"All three wheels remain flat on the ground"
"you really can't lean a sidecar during normal operation"
LOL So getting it on 2 wheels isn't considered normal?
I've tried to tell Karl that...

irondad said...

I appreciate everyone's input. If there is a scientific study nobody has been able to find it. On either side of the equation. Perhaps it's one of those things that seems too obvious to study.

The Rubber Manufacturers Association ( all the tire folks ) has issued a warning that includes the terms "serious injury or death".


I'm meeting with the team next week for a final resolution. I'll keep you posted.

American Scooterist Blog said...

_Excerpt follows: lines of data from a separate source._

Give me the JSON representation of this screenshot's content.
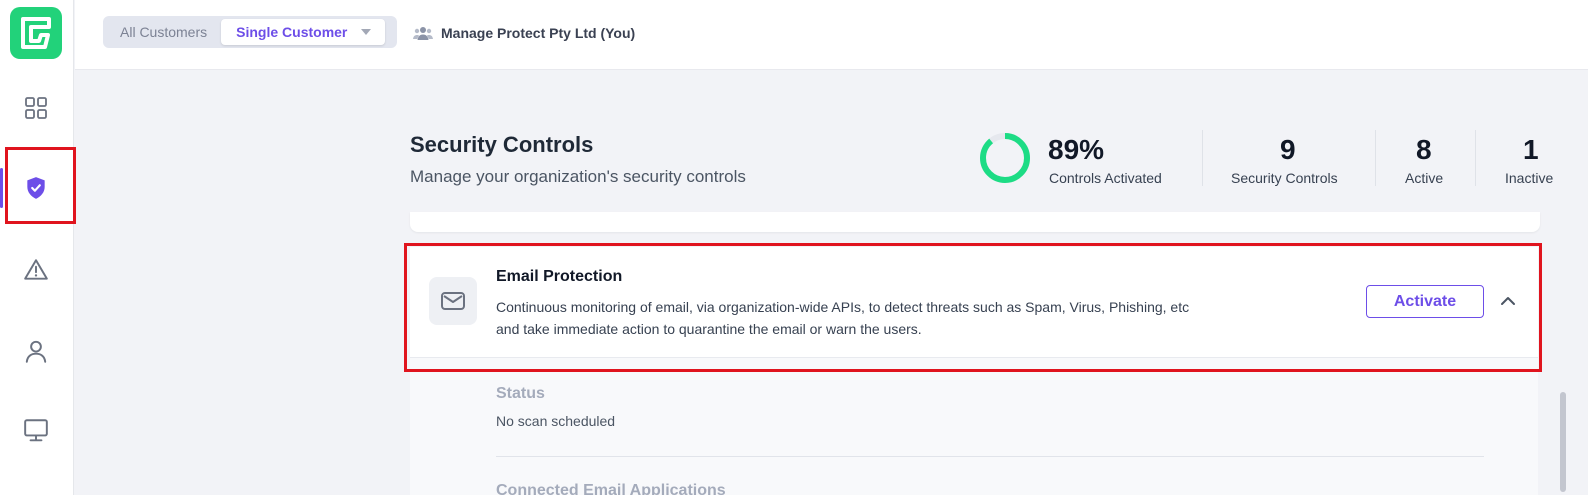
{
  "brand": {
    "accent": "#6d4ee8",
    "logo_color": "#22d27a",
    "highlight": "#e0141e"
  },
  "sidebar": {
    "items": [
      {
        "name": "dashboard",
        "icon": "grid-icon"
      },
      {
        "name": "security-controls",
        "icon": "shield-check-icon",
        "active": true
      },
      {
        "name": "alerts",
        "icon": "warning-icon"
      },
      {
        "name": "users",
        "icon": "user-icon"
      },
      {
        "name": "devices",
        "icon": "monitor-icon"
      }
    ]
  },
  "topbar": {
    "scope_all": "All Customers",
    "scope_single": "Single Customer",
    "customer_name": "Manage Protect Pty Ltd (You)"
  },
  "header": {
    "title": "Security Controls",
    "subtitle": "Manage your organization's security controls"
  },
  "stats": {
    "activated_pct": "89%",
    "activated_fraction": 0.89,
    "activated_label": "Controls Activated",
    "total_value": "9",
    "total_label": "Security Controls",
    "active_value": "8",
    "active_label": "Active",
    "inactive_value": "1",
    "inactive_label": "Inactive"
  },
  "control": {
    "title": "Email Protection",
    "description": "Continuous monitoring of email, via organization-wide APIs, to detect threats such as Spam, Virus, Phishing, etc and take immediate action to quarantine the email or warn the users.",
    "action_label": "Activate",
    "status_label": "Status",
    "status_value": "No scan scheduled",
    "next_section_label": "Connected Email Applications"
  }
}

Late to the party but have to remind you of the old Goodyears. People called them Neverwears because although they had the right profile for a leaning vehicle, they were far too hard a compound to be safe in too many conditions. So while some are only looking at profiles, consider also that the hardness of the sidewalls make such tires more dangerous for us.

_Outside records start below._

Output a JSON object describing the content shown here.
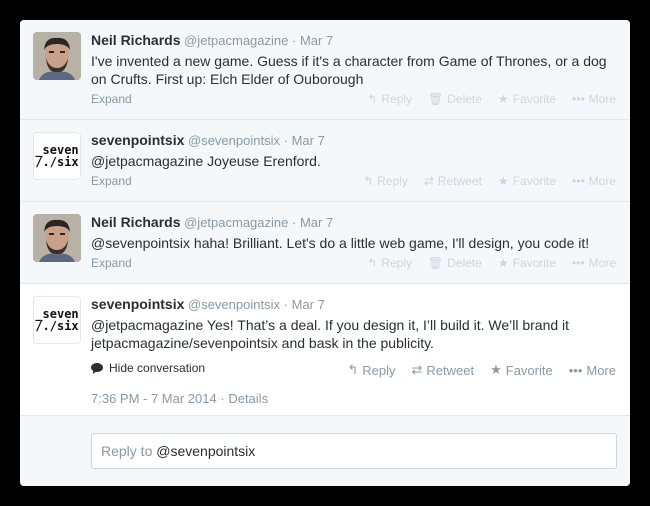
{
  "tweets": [
    {
      "name": "Neil Richards",
      "handle": "@jetpacmagazine",
      "sep": "·",
      "time": "Mar 7",
      "text": "I've invented a new game. Guess if it's a character from Game of Thrones, or a dog on Crufts. First up: Elch Elder of Ouborough",
      "expand": "Expand",
      "actions": [
        "Reply",
        "Delete",
        "Favorite",
        "More"
      ]
    },
    {
      "name": "sevenpointsix",
      "handle": "@sevenpointsix",
      "sep": "·",
      "time": "Mar 7",
      "text": "@jetpacmagazine Joyeuse Erenford.",
      "expand": "Expand",
      "actions": [
        "Reply",
        "Retweet",
        "Favorite",
        "More"
      ]
    },
    {
      "name": "Neil Richards",
      "handle": "@jetpacmagazine",
      "sep": "·",
      "time": "Mar 7",
      "text": "@sevenpointsix haha! Brilliant. Let's do a little web game, I'll design,  you code it!",
      "expand": "Expand",
      "actions": [
        "Reply",
        "Delete",
        "Favorite",
        "More"
      ]
    },
    {
      "name": "sevenpointsix",
      "handle": "@sevenpointsix",
      "sep": "·",
      "time": "Mar 7",
      "text": "@jetpacmagazine Yes! That’s a deal. If you design it, I’ll build it. We’ll brand it jetpacmagazine/sevenpointsix and bask in the publicity.",
      "hide_conversation": "Hide conversation",
      "actions": [
        "Reply",
        "Retweet",
        "Favorite",
        "More"
      ],
      "timestamp": "7:36 PM - 7 Mar 2014",
      "details": "Details"
    }
  ],
  "logo": {
    "line1": "_seven",
    "line2": "/./six"
  },
  "reply": {
    "prefix": "Reply to ",
    "mention": "@sevenpointsix"
  },
  "colors": {
    "name": "#292f33",
    "muted": "#8899a6",
    "faint": "#ccd6dd",
    "background": "#f5f8fa"
  }
}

Harv

American Scooterist Blog said...

Late to the party but have to remind you of the old Goodyears. People called them Neverwears because although they had the right profile for a leaning vehicle, they were far too hard a compound to be safe in too many conditions. So while some are only looking at profiles, consider also that the hardness of the sidewalls make such tires more dangerous for us.

Harv

Conchscooter said...

"soon..."

Suzu Gladi said...

I do not have an answer for you on this one, but wanted to encourage you to keep on telling us about what goes on in your range classes, your ride reports and your how-to articles. They kept me going through last winter and then when I got on the road again in the spring, all the reading paid off in better control and confidence on my bike.

By the way, that's quite the flood in your new picture!

Suzu

irondad said...

Suzu,

Thank you so much for the comment! One always wonders if their blog actually means something to somebody or if it's just another trivial thing in a world awash in writings.

Perhaps I'll fire it up again soon.

Take care,

Dan